Last Chance ‘Education and Counseling’ Offered to Unvaccinated Federal Workers Before Job Termination: CDC

By Katabella Roberts
Katabella Roberts
Katabella Roberts
Katabella Roberts is a reporter currently based in Turkey. She covers news and business for The Epoch Times, focusing primarily on the United States.
October 25, 2021 Updated: October 25, 2021

The Biden administration plans to provide “education and counseling” to federal workers who don’t get vaccinated by December, Centers for Disease Control and Prevention (CDC) Director Dr. Rochelle Walensky said on Oct. 20.

On Sept. 9, President Joe Biden announced sweeping measures that focus on the federal government, the health care sector, and private businesses. Federal workers and federal contractors will be required to get a COVID-19 vaccine. Contractors have until Dec. 8 to mandate their employees to get the shot. Federal contractors can’t allow their employees to opt out.

The deadline has been praised by public health officials and Democrats as a way of boosting the U.S. vaccination rate amid the COVID-19 pandemic.

But Republicans, businesses, and unions fear that the rule could have widespread damaging economic effects and might create further labor shortages as workers refuse to get vaccinated. The deadline also comes shortly before the peak holiday season, prompting further concerns to the economy.

Some GOP-led states have threatened to sue the administration over the vaccine mandate that requires businesses with 100 or more employees to ensure their workforce is fully vaccinated.

Epoch Times Photo
Centers for Disease Control and Prevention Director Dr. Rochelle Walensky during a Senate Appropriations Subcommittee hearing in Washington on May 19, 2021. (Greg Nash/Pool/Getty Images)

Speaking at a press briefing at the White House on Oct. 20, Walensky said the administration doesn’t want to “punish” workers who don’t get vaccinated by the December deadline and will instead offer them education and counseling in an effort to persuade them to have the shots.

“For the small number of people who do not comply by the deadline, the first step is a period of education and counseling,” Walensky said.

The CDC director noted that this period of counseling will come before unvaccinated federal employees are removed from their roles.

“It’s important to remember that this is a process, and the point here is to get people vaccinated, not to—not to punish them. So agencies will not be removing employees from federal service until after they’ve gone through a process of education and counseling,” Walensky said.
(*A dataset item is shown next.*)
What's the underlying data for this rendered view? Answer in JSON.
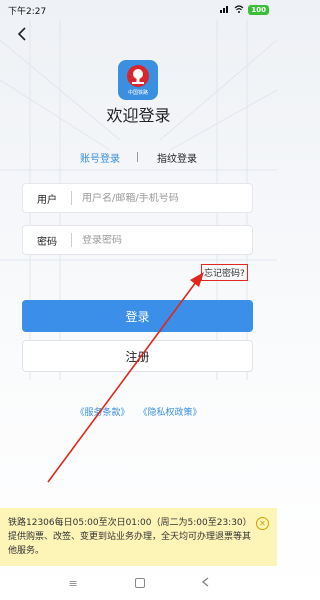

“And just like federal agencies, contractors will follow standard processes for accommodations and enforcement among their employees.”

Walensky stressed that the requirement for federal workers to be vaccinated by the December deadline will “not cause disruptions to government services that people depend on,” adding that agencies have “the flexibility necessary to enforce the mandate without impacting critical operations.”

“And we all know, as we’ve talked about over and over, getting more people vaccinated—and vaccination requirements are very effective tools—will accelerate the path out of the pandemic,” she said.

The vaccine requirement comes at a time when industries across the United States are facing acute bottlenecks in supply chains, such as material and worker shortages as well as the skyrocketing prices of materials, driven by pandemic lockdown measures.

These issues have also affected consumers, who are now faced with empty shelves and higher prices on top of rising inflation levels.

Meanwhile, the Biden administration has been focused heavily on pushing two major spending measures through Congress. A bipartisan infrastructure bill worth $1.2 trillion was approved by the Senate in August. That legislation is currently being held up in the House as some progressive Democrats have said it will only be approved if the Senate also approves the $3.5 trillion social and climate spending bill.

Last week, a group of 160 Republican lawmakers sent a letter to the president urging him to “reevaluate his priorities” and address the supply chain and ports crisis facing the nation before considering additional social spending and taxation legislation.

“We must address the global supply chain and ports crisis before Congress even considers additional social spending and taxation legislation. Our priority right now should be strengthening our nation’s economy and increasing our global competitiveness,” the letter reads.

The letter goes on to accuse the Biden administration of further fueling the current crisis by raising energy costs and triggering inflation through “reckless unchecked spending” and “attacking American businesses.”

Katabella Roberts is a reporter currently based in Turkey. She covers news and business for The Epoch Times, focusing primarily on the United States.